Work order:
Copy every line from the data below in which the string "subtitle" can be found.

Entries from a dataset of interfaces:
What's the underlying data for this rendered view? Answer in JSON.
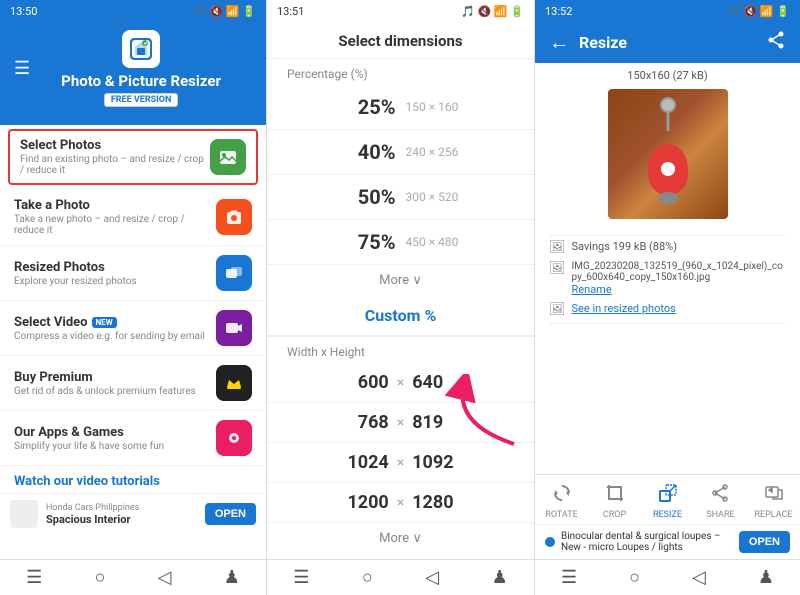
{
  "phone1": {
    "status": {
      "time": "13:50",
      "icons": "🎵 🔇 📶 🔋"
    },
    "header": {
      "app_title": "Photo & Picture Resizer",
      "free_badge": "FREE VERSION"
    },
    "menu_items": [
      {
        "id": "select-photos",
        "title": "Select Photos",
        "subtitle": "Find an existing photo – and resize / crop / reduce it",
        "icon_color": "green",
        "selected": true
      },
      {
        "id": "take-photo",
        "title": "Take a Photo",
        "subtitle": "Take a new photo – and resize / crop / reduce it",
        "icon_color": "orange",
        "selected": false
      },
      {
        "id": "resized-photos",
        "title": "Resized Photos",
        "subtitle": "Explore your resized photos",
        "icon_color": "blue",
        "selected": false
      },
      {
        "id": "select-video",
        "title": "Select Video",
        "subtitle": "Compress a video e.g. for sending by email",
        "icon_color": "purple",
        "is_new": true,
        "selected": false
      },
      {
        "id": "buy-premium",
        "title": "Buy Premium",
        "subtitle": "Get rid of ads & unlock premium features",
        "icon_color": "dark",
        "selected": false
      },
      {
        "id": "our-apps",
        "title": "Our Apps & Games",
        "subtitle": "Simplify your life & have some fun",
        "icon_color": "pink",
        "selected": false
      }
    ],
    "watch_tutorials": "Watch our video tutorials",
    "ad": {
      "source": "Honda Cars Philippines",
      "title": "Spacious Interior",
      "open_btn": "OPEN"
    },
    "new_label": "NEW"
  },
  "phone2": {
    "status": {
      "time": "13:51"
    },
    "header": "Select dimensions",
    "percentage_label": "Percentage (%)",
    "percentages": [
      {
        "value": "25%",
        "size": "150 × 160"
      },
      {
        "value": "40%",
        "size": "240 × 256"
      },
      {
        "value": "50%",
        "size": "300 × 520"
      },
      {
        "value": "75%",
        "size": "450 × 480"
      }
    ],
    "more_label": "More ∨",
    "custom_label": "Custom %",
    "wh_label": "Width x Height",
    "wh_values": [
      {
        "w": "600",
        "h": "640"
      },
      {
        "w": "768",
        "h": "819"
      },
      {
        "w": "1024",
        "h": "1092"
      },
      {
        "w": "1200",
        "h": "1280"
      }
    ],
    "more2_label": "More ∨"
  },
  "phone3": {
    "status": {
      "time": "13:52"
    },
    "header_title": "Resize",
    "photo_label": "150x160 (27 kB)",
    "info": {
      "savings": "Savings 199 kB (88%)",
      "filename": "IMG_20230208_132519_(960_x_1024_pixel)_copy_600x640_copy_150x160.jpg",
      "rename": "Rename",
      "see_resized": "See in resized photos"
    },
    "toolbar": [
      {
        "id": "rotate",
        "label": "ROTATE"
      },
      {
        "id": "crop",
        "label": "CROP"
      },
      {
        "id": "resize",
        "label": "RESIZE",
        "active": true
      },
      {
        "id": "share",
        "label": "SHARE"
      },
      {
        "id": "replace",
        "label": "REPLACE"
      }
    ],
    "ad": {
      "title": "Binocular dental & surgical loupes – New - micro Loupes / lights",
      "open_btn": "OPEN"
    }
  }
}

Task output:
        "subtitle": "Find an existing photo – and resize / crop / reduce it",
        "subtitle": "Take a new photo – and resize / crop / reduce it",
        "subtitle": "Explore your resized photos",
        "subtitle": "Compress a video e.g. for sending by email",
        "subtitle": "Get rid of ads & unlock premium features",
        "subtitle": "Simplify your life & have some fun",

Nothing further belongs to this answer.